The wake-up call may come in a sleep dream. It may come in that liminal state of hypnagogia when we are drifting between sleep and waking; this is a marvelous space for creative discovery, when we can make connections that escape the ordinary mind, as I explain in my Secret History of Dreaming. We may receive the wake-up call in the midst of everyday life, through the play of meaningful coincidence or a pop-up symbol from the world about us; navigating by synchronicity is the dreamer’s way of operating 24/7.

We can learn to travel into the dream world wide-awake and conscious, in the way of the ancient shamans, as I teach people to do in my Active Dreaming approach. In this way, we can journey to places of healing and guidance in nonordinary reality and bring back gifts. In my new book, Dreaming the Soul Back Home, I explain how we can develop the skills of lucid dream travel to find and bring home parts of our vital energy and identity that may have gone missing in life, so we can be whole and strong.

  • Why is it important to work with our dreams?

For starters:

-         We solve problems in our sleep

-         Dreams coach us for future challenges and opportunities

-         Dreams show us what the body needs to stay well – and get well

-         Dreams hold up a “magic mirror” to our current actions and attitudes, helping us to take an objective look at ourselves and make wiser choices

-         Dreams are a creative studio where we develop new ideas – as inventors, scientists, writers and world-changers have always done.

Beyond all the above, dreams put us in touch with our BIGGER story and our larger purpose.

 



Previous Posts

"Nothing happens until it is dreamed"
The memory of a dream is the memory of a journey.
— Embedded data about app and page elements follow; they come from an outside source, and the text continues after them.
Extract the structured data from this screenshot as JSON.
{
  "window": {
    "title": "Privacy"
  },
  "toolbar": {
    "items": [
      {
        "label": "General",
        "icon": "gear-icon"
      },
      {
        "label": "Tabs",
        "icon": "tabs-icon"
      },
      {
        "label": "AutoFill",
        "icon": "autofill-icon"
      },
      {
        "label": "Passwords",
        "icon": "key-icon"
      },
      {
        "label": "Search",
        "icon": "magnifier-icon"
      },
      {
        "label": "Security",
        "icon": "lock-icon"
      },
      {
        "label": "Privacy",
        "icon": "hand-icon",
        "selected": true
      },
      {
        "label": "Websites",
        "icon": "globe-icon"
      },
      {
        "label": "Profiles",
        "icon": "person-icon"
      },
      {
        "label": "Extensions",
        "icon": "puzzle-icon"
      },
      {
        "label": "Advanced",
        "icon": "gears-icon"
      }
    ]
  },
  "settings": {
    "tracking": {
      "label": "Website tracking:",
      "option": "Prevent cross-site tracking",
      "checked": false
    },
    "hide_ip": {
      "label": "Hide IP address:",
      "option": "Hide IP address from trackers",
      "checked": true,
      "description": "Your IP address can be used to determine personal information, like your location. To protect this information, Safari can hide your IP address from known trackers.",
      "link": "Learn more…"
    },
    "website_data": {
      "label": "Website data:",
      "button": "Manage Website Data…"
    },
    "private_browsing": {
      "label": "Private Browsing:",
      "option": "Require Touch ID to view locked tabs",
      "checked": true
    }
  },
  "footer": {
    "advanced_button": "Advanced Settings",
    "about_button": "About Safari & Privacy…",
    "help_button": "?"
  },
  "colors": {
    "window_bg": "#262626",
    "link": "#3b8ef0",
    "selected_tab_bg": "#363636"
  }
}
It may have been a short visit to a neighbor's place or a date with the lover you will meet three years from now. It may have been a journey to the spirits on the moon, or into a universe inside a stone that is as big as the universe out there. Wh

posted 12:28:30am Jul. 27, 2014 | read full post »

Questioning dreams in ancient Mesopotamia
Our earliest records of the work of a dream interpreter come from ancient Mesopotamia. Here the person you asked for help with your dream was called the “questioner”. On clay tablets from Assur and Nineveh, the “questioner” is usually a woman. The title suggests that she will put questions t

posted 9:02:55am Jul. 12, 2014 | read full post »

Rabbi Zalman joins the Dream Assembly
Rabbi Zalman Schachter-Shalomi related a wonderful teaching story about interactive dreaming in The Dream Assembly.  A bunch of Hasidic rabbis are discussing the goals of prayer. Instead of joining the debate, Zalman says, “I would like all of you to join me in a dream tonight.” Then he immerse

posted 12:30:35pm Jul. 09, 2014 | read full post »

The Pauli Effect on the Pauli Effect
“Pauli Effect” is a term used for the mysterious malfunctioning of equipment in the presence of a certain person. We all know someone who has this effect, stopping watches, crashing computers, blowing out light bulbs. Often the phenomenon looks like a kind of adult (or not-so-grown-up) poltergei

posted 7:12:51am Jul. 02, 2014 | read full post »

Reading "what is behind"; Divination in Imperial Japan
In imperial Japan, one-third of the officials in the Ministry of Religious Affairs — the Jingi-kan — were assigned to one department, the Department of Divination. Their job was to read patterns of coincidence and advise the emperor accordingly. They had many techniques for provoking a sign from

posted 4:43:19am Jun. 30, 2014 | read full post »




Report as Inappropriate

You are reporting this content because it violates the Terms of Service.

All reported content is logged for investigation.